**Records provided:**
Start of Block
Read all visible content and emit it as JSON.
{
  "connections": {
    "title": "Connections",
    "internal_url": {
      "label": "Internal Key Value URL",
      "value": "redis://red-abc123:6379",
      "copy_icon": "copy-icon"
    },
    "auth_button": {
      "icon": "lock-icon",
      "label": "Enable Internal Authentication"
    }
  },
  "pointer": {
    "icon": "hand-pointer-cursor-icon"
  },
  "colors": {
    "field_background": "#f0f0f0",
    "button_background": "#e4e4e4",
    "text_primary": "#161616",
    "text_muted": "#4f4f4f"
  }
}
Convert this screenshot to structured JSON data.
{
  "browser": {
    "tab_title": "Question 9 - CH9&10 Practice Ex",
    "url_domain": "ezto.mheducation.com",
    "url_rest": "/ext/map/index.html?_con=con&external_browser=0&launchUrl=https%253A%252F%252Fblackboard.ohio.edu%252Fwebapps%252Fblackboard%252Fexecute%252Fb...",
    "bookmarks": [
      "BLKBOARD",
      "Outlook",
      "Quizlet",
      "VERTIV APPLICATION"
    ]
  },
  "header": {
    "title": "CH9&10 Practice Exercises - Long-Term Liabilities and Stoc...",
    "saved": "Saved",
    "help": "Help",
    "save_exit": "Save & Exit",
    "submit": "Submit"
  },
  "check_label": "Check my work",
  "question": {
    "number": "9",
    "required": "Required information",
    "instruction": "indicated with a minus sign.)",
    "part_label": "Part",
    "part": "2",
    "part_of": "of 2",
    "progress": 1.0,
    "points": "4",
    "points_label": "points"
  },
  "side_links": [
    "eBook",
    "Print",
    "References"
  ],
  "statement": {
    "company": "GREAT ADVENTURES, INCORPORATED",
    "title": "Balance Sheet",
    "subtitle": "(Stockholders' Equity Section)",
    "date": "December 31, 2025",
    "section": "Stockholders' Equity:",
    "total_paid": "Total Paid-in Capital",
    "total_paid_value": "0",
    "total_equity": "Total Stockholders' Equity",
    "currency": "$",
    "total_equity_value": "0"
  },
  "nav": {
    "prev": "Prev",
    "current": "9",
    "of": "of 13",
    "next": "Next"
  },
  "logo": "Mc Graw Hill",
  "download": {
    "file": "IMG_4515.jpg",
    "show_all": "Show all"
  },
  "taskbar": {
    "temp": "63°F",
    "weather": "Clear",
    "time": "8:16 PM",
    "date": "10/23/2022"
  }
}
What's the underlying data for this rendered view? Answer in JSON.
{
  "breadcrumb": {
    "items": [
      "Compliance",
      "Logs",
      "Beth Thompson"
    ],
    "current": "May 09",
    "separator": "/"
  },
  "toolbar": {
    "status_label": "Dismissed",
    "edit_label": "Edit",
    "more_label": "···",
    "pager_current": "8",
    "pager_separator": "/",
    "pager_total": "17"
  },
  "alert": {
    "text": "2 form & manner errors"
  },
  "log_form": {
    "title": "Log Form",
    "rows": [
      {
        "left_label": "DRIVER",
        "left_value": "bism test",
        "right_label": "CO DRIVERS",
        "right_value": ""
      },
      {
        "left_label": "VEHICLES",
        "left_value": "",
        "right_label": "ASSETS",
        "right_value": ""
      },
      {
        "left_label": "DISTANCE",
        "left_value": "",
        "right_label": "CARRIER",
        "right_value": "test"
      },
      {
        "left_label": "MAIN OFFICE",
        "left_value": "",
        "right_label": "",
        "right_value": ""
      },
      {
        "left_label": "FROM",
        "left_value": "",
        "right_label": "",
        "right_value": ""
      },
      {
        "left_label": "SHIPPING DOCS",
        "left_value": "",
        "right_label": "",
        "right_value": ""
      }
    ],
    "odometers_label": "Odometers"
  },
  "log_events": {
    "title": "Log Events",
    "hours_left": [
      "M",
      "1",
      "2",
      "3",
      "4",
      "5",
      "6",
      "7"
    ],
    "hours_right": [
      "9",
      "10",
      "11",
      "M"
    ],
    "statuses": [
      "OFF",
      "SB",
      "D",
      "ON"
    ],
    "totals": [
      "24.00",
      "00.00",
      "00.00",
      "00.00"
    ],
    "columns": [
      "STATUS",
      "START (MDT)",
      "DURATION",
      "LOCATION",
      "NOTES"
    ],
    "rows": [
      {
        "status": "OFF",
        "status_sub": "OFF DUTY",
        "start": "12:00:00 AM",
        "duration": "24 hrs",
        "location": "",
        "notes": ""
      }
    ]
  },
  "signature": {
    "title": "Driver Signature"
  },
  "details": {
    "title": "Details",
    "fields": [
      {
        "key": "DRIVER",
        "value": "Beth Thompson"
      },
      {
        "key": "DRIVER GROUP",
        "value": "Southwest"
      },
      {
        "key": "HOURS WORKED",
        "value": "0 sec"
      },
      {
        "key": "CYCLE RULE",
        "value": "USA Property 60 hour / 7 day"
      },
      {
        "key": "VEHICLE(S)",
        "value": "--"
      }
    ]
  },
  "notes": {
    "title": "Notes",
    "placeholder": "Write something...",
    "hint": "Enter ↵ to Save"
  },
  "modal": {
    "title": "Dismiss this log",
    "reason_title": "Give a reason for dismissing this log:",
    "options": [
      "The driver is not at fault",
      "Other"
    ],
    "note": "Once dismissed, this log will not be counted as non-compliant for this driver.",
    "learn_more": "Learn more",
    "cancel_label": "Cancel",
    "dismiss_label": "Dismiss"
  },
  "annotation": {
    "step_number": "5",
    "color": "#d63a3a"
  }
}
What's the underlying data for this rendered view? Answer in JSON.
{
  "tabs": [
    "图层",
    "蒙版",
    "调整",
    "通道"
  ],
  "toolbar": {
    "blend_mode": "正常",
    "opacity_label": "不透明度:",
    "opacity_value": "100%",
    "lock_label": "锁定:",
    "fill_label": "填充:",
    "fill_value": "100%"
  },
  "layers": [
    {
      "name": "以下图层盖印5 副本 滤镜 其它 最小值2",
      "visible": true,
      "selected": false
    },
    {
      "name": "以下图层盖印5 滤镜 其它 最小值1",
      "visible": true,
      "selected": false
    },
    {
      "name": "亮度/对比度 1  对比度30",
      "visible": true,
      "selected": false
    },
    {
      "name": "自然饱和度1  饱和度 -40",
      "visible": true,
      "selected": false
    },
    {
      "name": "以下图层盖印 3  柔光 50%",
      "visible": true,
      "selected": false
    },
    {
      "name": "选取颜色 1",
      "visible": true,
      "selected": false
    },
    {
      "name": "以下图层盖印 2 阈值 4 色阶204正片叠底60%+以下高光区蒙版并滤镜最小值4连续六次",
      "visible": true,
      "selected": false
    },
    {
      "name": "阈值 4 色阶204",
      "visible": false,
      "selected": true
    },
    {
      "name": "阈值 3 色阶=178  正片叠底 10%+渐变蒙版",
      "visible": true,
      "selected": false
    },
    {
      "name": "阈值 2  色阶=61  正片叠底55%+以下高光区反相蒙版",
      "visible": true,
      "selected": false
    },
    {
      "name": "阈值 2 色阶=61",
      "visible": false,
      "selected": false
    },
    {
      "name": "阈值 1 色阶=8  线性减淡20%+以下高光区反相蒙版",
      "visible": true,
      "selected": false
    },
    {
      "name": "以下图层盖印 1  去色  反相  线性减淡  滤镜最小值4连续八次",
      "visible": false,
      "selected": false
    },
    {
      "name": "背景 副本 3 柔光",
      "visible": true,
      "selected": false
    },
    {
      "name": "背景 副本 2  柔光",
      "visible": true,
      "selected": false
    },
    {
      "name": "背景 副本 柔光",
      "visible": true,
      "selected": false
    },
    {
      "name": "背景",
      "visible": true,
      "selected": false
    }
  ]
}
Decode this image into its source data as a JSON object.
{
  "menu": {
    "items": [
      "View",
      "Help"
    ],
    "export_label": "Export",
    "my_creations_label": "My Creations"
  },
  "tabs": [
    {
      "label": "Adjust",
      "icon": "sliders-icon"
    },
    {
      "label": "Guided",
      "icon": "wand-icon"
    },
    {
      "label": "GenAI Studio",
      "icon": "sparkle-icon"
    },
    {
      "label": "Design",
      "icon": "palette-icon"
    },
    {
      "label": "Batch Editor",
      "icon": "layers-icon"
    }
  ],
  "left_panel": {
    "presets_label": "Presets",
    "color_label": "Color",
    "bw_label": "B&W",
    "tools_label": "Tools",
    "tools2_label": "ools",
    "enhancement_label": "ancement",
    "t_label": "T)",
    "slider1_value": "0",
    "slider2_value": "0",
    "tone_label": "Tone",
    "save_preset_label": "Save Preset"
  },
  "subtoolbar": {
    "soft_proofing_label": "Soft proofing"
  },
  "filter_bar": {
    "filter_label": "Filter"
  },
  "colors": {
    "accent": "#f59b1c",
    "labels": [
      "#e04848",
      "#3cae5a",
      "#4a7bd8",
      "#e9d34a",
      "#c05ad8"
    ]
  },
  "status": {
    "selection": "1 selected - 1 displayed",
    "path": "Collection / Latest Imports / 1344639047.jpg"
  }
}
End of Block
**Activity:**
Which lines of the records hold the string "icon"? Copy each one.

**Response to the exercise:**
      "copy_icon": "copy-icon"
      "icon": "lock-icon",
    "icon": "hand-pointer-cursor-icon"
      "icon": "sliders-icon"
      "icon": "wand-icon"
      "icon": "sparkle-icon"
      "icon": "palette-icon"
      "icon": "layers-icon"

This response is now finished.